In 2015, his art installation/performance “CONFESS” at the Los Angeles Gay Pride event had people confessing their worst sins to him, which had them typed up and hung on the wall.
“People have been validated because people have been listened to. I was able to ease their burdens,” she said. In 2017 in New York, she used paint, lipstick and markers to stick the message #justthewayyouare, an affirmative phrase to women feeling ashamed of news of presidential candidate Donald Trump bragging to fans. a TV host that he could grab women by their private parts.
“I meant ‘as you are,’ you’re fine,” Dodge explained.
Why has she turned to nature as a material over the past three years?
Especially to get away from the reminders of everyday life, the angst of the global pandemic and the bombardment of media messages. She spent 19 years as a member of the media, reporting for the Ventura County Star, including a stint embedded with troops during the Iraq War. She later was on a team with the San Diego Union Tribune and shared a Pulitzer Prize for uncovering illegal activity involving Representative Duke Cunningham, who pleaded guilty to accepting at least $2.3 million. bribe dollars.
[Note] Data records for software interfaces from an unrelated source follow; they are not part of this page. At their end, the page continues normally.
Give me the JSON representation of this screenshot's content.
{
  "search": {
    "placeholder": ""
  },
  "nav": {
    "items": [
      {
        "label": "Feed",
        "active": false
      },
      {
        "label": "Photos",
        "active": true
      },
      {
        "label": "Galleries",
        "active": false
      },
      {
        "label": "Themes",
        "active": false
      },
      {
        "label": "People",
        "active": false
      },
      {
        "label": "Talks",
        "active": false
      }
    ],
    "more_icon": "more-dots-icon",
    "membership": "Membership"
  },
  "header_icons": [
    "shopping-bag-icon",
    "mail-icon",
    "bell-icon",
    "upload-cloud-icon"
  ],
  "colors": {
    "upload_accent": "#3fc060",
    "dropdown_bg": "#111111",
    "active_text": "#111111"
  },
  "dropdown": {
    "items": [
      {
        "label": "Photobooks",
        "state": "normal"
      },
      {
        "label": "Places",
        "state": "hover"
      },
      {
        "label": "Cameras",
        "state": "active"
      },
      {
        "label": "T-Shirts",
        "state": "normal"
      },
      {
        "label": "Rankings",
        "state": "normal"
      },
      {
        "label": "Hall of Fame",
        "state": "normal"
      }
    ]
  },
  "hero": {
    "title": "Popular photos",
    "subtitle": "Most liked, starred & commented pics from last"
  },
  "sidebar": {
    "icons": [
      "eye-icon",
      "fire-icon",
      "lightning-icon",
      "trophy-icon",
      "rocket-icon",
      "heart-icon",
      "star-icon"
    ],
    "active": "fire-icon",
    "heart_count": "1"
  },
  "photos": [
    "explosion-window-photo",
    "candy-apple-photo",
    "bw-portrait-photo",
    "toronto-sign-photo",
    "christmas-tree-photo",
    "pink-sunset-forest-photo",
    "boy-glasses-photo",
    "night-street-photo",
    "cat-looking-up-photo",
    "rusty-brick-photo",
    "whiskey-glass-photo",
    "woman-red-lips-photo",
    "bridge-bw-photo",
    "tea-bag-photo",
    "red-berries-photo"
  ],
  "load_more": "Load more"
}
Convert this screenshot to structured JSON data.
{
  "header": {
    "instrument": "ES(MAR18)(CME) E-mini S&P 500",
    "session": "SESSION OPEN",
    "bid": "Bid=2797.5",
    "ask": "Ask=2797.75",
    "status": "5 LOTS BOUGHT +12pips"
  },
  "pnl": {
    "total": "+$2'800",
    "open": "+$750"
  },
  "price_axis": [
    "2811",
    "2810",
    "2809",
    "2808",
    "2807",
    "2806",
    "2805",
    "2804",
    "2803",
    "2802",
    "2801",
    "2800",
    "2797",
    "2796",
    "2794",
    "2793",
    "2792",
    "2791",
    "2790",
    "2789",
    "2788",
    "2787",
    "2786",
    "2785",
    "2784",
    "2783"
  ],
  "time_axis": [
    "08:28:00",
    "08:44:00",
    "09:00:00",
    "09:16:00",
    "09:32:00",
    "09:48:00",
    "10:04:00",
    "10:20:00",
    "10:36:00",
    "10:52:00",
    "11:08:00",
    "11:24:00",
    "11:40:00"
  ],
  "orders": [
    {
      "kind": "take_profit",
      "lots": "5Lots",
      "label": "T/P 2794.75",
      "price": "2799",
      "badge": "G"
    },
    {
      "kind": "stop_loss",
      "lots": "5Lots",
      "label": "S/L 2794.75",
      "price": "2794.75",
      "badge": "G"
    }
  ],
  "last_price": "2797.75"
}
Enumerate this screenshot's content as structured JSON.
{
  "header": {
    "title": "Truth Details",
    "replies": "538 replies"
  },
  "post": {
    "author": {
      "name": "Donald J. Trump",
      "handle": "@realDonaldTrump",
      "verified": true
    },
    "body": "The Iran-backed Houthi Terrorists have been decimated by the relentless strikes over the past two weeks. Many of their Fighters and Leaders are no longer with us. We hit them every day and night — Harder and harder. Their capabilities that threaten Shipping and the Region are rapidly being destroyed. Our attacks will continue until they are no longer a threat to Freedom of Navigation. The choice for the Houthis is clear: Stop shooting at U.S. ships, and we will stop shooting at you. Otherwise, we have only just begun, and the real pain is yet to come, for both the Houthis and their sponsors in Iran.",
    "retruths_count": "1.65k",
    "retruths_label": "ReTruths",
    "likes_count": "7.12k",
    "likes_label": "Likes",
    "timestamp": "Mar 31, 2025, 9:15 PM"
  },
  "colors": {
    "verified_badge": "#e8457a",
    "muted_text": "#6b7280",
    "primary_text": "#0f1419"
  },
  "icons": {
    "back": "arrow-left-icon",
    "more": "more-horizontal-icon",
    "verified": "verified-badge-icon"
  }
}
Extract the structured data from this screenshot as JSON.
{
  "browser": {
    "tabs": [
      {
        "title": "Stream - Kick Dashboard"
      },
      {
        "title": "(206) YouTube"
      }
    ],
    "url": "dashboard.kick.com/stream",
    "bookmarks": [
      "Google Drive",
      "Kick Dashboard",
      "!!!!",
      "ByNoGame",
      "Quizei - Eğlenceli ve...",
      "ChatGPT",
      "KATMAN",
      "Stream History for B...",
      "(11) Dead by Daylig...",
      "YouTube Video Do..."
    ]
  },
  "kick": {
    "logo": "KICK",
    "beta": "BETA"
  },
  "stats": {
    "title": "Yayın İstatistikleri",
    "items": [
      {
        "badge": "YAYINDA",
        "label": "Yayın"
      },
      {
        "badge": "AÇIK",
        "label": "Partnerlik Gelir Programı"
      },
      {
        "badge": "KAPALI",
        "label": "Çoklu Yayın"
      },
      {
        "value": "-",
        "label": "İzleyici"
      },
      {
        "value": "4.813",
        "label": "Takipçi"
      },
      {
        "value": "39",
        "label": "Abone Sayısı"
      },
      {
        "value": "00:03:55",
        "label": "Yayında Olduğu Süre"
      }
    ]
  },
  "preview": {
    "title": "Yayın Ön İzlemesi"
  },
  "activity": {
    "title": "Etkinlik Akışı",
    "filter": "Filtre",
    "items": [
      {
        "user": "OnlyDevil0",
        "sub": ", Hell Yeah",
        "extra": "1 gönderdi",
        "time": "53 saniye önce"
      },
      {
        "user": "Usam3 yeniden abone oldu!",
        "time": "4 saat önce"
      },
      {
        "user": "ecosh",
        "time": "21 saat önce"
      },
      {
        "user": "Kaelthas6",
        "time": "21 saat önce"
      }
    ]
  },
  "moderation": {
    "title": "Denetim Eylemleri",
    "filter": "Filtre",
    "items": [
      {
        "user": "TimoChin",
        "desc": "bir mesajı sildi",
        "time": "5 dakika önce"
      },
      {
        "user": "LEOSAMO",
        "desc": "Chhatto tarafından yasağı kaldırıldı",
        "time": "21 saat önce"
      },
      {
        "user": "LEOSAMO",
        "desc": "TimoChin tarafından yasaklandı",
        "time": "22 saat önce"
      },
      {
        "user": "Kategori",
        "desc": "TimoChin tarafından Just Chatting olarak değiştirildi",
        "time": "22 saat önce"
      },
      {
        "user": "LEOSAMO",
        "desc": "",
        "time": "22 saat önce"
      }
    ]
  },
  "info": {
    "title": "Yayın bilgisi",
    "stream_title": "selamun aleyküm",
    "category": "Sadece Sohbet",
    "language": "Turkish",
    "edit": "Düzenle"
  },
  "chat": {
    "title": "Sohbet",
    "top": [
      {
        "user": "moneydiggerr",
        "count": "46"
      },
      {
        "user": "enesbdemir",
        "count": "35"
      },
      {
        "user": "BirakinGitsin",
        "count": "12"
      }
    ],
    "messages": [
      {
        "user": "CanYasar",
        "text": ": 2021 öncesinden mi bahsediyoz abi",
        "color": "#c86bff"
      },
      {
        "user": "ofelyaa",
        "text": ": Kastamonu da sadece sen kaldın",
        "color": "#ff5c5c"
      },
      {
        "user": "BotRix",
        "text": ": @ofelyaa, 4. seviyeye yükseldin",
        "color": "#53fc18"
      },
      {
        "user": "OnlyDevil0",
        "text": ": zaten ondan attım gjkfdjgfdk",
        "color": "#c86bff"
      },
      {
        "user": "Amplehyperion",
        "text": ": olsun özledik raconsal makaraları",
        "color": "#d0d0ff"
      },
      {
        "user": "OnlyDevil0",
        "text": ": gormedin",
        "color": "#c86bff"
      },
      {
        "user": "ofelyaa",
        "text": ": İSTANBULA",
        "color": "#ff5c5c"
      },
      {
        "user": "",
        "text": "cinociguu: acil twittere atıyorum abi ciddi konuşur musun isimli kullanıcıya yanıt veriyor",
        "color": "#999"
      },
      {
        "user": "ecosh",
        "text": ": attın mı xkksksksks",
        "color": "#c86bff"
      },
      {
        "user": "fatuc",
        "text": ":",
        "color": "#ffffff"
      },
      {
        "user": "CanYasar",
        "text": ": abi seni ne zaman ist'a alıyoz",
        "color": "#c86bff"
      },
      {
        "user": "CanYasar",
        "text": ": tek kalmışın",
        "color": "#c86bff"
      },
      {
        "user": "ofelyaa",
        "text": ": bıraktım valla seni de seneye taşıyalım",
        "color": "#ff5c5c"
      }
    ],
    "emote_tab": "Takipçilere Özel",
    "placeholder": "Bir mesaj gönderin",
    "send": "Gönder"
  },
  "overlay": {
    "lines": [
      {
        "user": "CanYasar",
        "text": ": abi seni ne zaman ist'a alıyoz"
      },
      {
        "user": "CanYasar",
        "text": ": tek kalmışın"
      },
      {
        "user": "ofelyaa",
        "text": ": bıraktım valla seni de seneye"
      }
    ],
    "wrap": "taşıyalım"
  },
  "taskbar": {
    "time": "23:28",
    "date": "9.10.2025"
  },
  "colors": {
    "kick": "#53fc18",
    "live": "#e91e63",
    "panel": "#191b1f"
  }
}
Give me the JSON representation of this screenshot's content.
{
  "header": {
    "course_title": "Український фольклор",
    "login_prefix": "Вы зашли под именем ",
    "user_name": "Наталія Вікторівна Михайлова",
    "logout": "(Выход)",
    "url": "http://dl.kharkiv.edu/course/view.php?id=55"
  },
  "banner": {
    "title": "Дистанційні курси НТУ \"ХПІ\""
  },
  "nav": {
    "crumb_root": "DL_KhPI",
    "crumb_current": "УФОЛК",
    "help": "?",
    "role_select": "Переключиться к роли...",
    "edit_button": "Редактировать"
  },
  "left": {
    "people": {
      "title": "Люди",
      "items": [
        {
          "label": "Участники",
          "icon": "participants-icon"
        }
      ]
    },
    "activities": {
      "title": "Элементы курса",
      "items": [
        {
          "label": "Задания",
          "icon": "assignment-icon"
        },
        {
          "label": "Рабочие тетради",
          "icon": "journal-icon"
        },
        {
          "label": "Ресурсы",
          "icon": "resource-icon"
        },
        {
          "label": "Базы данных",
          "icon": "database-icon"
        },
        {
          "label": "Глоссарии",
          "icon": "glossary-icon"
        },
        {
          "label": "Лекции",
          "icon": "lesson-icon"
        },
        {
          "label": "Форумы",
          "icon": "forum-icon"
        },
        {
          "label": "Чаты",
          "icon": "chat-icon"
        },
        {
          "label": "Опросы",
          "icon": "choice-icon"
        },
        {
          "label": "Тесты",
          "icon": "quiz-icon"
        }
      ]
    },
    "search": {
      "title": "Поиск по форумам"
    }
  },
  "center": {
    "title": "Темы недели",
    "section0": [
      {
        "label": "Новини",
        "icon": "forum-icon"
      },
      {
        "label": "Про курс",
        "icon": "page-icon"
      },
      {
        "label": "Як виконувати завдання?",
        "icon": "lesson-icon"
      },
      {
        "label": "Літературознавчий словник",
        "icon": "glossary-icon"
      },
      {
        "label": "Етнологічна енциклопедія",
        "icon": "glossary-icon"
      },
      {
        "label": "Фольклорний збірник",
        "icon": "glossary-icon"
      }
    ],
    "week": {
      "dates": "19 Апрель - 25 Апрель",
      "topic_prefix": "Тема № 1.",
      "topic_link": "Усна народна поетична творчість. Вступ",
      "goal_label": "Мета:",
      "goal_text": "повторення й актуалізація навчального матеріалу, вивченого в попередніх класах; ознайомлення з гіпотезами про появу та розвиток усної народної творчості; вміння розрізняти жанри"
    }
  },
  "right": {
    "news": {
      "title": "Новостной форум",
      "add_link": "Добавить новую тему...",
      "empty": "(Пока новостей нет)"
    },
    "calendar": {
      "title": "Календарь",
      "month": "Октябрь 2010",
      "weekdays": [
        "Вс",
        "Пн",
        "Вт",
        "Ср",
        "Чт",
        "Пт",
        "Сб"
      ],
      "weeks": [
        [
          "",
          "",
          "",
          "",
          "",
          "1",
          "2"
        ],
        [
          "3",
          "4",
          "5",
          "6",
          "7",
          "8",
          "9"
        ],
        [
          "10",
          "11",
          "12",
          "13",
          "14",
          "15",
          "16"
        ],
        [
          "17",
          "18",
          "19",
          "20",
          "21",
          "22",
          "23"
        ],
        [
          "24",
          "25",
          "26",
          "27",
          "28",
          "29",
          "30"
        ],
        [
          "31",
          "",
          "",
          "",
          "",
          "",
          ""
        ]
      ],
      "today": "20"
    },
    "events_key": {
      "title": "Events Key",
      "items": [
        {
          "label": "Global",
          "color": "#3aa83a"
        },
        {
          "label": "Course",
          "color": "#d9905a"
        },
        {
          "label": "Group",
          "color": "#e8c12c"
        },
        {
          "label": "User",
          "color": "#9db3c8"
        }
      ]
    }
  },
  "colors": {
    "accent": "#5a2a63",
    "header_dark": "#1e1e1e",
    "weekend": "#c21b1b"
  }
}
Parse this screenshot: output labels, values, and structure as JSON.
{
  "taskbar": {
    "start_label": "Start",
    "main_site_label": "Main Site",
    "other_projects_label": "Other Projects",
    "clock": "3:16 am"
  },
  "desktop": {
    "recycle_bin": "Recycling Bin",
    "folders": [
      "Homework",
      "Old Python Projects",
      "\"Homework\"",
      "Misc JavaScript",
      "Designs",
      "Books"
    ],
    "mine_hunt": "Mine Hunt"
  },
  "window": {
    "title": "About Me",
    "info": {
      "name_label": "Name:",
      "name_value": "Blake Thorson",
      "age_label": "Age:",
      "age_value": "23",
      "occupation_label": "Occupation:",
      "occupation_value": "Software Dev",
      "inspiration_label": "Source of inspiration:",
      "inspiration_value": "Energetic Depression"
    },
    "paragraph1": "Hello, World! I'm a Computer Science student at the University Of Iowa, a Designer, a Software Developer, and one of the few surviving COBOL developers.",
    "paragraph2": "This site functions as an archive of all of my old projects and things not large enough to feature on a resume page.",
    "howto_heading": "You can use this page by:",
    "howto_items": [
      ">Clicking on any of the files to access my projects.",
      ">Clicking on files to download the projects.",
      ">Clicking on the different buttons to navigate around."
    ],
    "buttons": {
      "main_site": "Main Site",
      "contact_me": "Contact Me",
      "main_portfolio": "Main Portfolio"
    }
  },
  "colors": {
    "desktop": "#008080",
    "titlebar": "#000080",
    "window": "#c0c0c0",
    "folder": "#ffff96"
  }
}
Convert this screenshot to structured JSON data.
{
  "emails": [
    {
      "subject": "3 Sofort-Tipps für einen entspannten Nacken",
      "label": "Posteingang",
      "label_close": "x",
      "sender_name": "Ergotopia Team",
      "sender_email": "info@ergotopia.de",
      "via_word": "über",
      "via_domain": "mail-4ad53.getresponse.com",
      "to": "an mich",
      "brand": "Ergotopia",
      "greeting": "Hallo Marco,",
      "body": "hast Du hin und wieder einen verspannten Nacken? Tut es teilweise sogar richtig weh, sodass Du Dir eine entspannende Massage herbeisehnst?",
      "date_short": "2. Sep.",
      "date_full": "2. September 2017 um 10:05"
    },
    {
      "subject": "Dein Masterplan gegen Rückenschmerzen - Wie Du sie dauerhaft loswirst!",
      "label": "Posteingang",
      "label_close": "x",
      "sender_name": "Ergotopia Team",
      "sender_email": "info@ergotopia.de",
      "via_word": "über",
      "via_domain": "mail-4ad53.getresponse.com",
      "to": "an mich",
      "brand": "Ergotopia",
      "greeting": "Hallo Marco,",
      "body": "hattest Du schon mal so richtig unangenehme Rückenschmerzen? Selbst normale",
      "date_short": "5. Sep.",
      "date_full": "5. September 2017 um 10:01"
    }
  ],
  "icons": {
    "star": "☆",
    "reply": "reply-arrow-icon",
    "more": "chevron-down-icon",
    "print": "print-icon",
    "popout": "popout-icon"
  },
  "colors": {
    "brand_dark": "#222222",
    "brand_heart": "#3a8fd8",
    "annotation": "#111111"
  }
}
“I turned to art because it had a more abstract nature. Maybe I thought I could reach people’s souls, well, reach them in a different way,” she said.
Dodge grew up in the Bay Area and lived in San Diego and Los Angeles until recently moving to Pasadena. She loves the Inland Empire, where the art world is “sort of finding its own.”
She became an artist in residence to reflect the world of nature. She was chosen in part because her artwork would highlight the Mojave Desert, Gabriel Thorburn, a volunteer with the Mojave National Artists Foundation, said Thursday.
After viewing the exhibit, he said the National Park Service made the right choice. Dodge was one of 10 artists chosen.
“With his exhibit in particular, it gives the viewer a way to reflect on the fragility of our surroundings, especially these magnificent Joshua trees, which have been around for thousands of years,” he said.
Staring in solitude
When she was on the Mojave reservation, Dodge brought her a sketchbook, pens, an iPhone, and a camera. “I just found a rock I can sit on and I’m sitting there. I just am,” she described.
Like many hikers or campers, merging with nature brings mental health benefits. “So many of our lives we rush from one thing to another. We don’t have time to have moments with everything around us in peace. I need moments like that,” said she declared.
At first it was hard to see life in the Mojave Desert. When she focused her lens or pointed her pencil at the Joshua Trees, these inelegant monsters of nature that seemed unreachable became something special to her.
“You realize how incredibly beautiful they are. And their survival is the lesson I learned. They live in a restricted environment, a narrow band of elevation. Yet they go on. They go on, despite everything.
ABOUT THE EXHIBITION
What: “Embrace the Incarnate”, by artist Dani Dodge
Or: Black Rock Art Gallery, Joshua Tree National Park, in the Black Rock Nature Center, 9800 Black Rock Canyon Road, Yucca Valley
Hours: Seven days a week, 8 a.m. to 4 p.m.
Details: The exhibition runs until April 29